The spatial CLE

The spatial CLE effectively approximates the true RDME dynamics with a set of coupled stochastic differential equations (SDEs) on the spatial grid. This can be interpreted as an explicit scheme for numerically integrating an SPDE. But this numerical scheme is much more efficient, allowing sensible time-stepping of the process, and vectorises and parallelises nicely. The details are in my book, but the Scala implementation is here. Diffusion is implemented efficiently and in parallel using the comonadic approach that I’ve described previously. We can quickly and easily generate large simulations using the spatial CLE. Here is a movie generated on a 250×300 grid.


Again, clicking on the frame should give the movie. We see that although the quantitative details are slightly different to the exact algorithm, the essential qualitative behaviour of the system is captured well by the spatial CLE. Full code for this simulation is here.

Reaction-diffusion PDE

If we remove all of the noise terms from the spatial CLE, we get a set of coupled ODEs, which again, may be interpreted as a numerical scheme for integrating a reaction-diffusion PDE model. Below are the dynamics on the same 250×300 grid.


It seems a bit harsh to describe a reaction-diffusion PDE as “boring”, but it certainly isn’t as interesting as the stochastic dynamics.
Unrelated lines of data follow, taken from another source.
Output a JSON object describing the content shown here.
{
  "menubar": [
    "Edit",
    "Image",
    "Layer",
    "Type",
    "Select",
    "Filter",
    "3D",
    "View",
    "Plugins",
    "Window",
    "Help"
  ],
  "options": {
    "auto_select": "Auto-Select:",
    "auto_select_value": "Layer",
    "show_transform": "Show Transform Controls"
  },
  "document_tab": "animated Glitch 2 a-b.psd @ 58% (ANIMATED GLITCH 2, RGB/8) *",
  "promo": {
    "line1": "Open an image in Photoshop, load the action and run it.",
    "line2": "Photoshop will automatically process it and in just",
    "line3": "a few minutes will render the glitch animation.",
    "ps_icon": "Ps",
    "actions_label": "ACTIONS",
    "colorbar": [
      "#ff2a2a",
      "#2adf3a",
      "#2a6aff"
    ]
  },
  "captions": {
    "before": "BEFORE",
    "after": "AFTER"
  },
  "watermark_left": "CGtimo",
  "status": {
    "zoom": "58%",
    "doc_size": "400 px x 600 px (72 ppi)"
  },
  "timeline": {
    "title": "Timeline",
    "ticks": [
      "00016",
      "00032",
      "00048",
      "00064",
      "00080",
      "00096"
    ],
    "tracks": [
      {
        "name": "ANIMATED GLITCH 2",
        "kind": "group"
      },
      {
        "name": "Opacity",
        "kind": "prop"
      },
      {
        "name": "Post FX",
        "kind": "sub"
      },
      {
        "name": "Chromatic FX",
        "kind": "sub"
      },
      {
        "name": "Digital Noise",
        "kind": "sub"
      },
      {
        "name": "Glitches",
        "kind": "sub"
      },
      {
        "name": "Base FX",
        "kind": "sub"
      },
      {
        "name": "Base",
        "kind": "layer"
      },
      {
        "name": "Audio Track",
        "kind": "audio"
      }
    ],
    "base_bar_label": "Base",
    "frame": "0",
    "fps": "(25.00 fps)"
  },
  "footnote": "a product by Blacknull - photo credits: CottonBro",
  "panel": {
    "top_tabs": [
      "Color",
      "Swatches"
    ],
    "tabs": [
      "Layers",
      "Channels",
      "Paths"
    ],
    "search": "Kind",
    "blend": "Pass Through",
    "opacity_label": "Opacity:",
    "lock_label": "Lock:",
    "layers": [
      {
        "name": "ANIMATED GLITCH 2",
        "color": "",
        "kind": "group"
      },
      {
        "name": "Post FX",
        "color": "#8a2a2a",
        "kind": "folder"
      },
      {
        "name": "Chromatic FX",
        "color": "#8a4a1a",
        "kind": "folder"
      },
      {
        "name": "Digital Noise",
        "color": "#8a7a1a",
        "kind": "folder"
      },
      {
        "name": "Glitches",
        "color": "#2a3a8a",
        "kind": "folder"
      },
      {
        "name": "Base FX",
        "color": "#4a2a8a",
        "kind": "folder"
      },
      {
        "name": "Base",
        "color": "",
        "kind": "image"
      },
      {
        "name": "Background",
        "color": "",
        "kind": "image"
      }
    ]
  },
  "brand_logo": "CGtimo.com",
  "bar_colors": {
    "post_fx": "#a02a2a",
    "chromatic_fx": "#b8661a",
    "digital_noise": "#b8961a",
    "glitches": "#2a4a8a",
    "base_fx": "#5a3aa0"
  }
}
Also, it has qualitatively quite different behaviour to the stochastic models, with wavefronts being less pronounced and less well separated. The code for this one is here.

Other initialisations

Instead of just seeding the simulation with some individuals in the central pixel, we can initialise 3 pixels. We can look first at a spatial CLE simulation.


Code here.

We can look at the same problem, but now using a PDE.


Code here.

Alternatively, we can initialise every pixel independently with random numbers of predator and prey. A movie for this is given below, following a short warm-up.


Code here.

Again, we can look at the corresponding deterministic integration.


Code here.

The SIR model

Let’s now turn attention to a spatial epidemic process model, the spatial susceptible-infectious-recovered model. Again, we’ll start from the discrete reaction formulation.

S + I \longrightarrow 2I
I \longrightarrow R

I’ll add this model to the next release of scala-smfsb, but in the meantime we can easily define it ourselves with:

def sir[S: State](p: DenseVector[Double] = DenseVector(0.1, 0.5)): Spn[S] =
    List("S", "I", "R"),
    DenseMatrix((1, 1, 0), (0, 1, 0)),
    DenseMatrix((0, 2, 0), (0, 0, 1)),
    (x, t) => {
      val xd = x.toDvd
        xd(0) * xd(1) * p(0), xd(1) * p(1)

We can seed a simulation with a few infectious individuals in the centre of a roughly homogeneous population of susceptibles.

Spatial CLE

This time we’ll skip the exact simulation, since it’s very slow, and go straight to the spatial CLE. A simulation on a 250×300 grid is given below.


Here, green represents S, red I and blue R. In this simulation, I diffuses more slowly than S, and R doesn’t diffuse at all.
Code here.

PDE model

If we ditch the noise to get a reaction-diffusion PDE model, the dynamics are as follows.


Again, we see that the deterministic model is quite different to the stochastic version, and kind-of boring. Code here.

Further information

All of the code used to generate the plots and movies in this post is available in an easily runnable form in my blog repo. It is very easy to adapt the examples to vary parameters and initial conditions, and to study other reaction systems. Further details relating to stochastic reaction-diffusion modelling based on the RDME can be found in Chapter 9 of my textbook, Stochastic modelling for systems biology, third edition.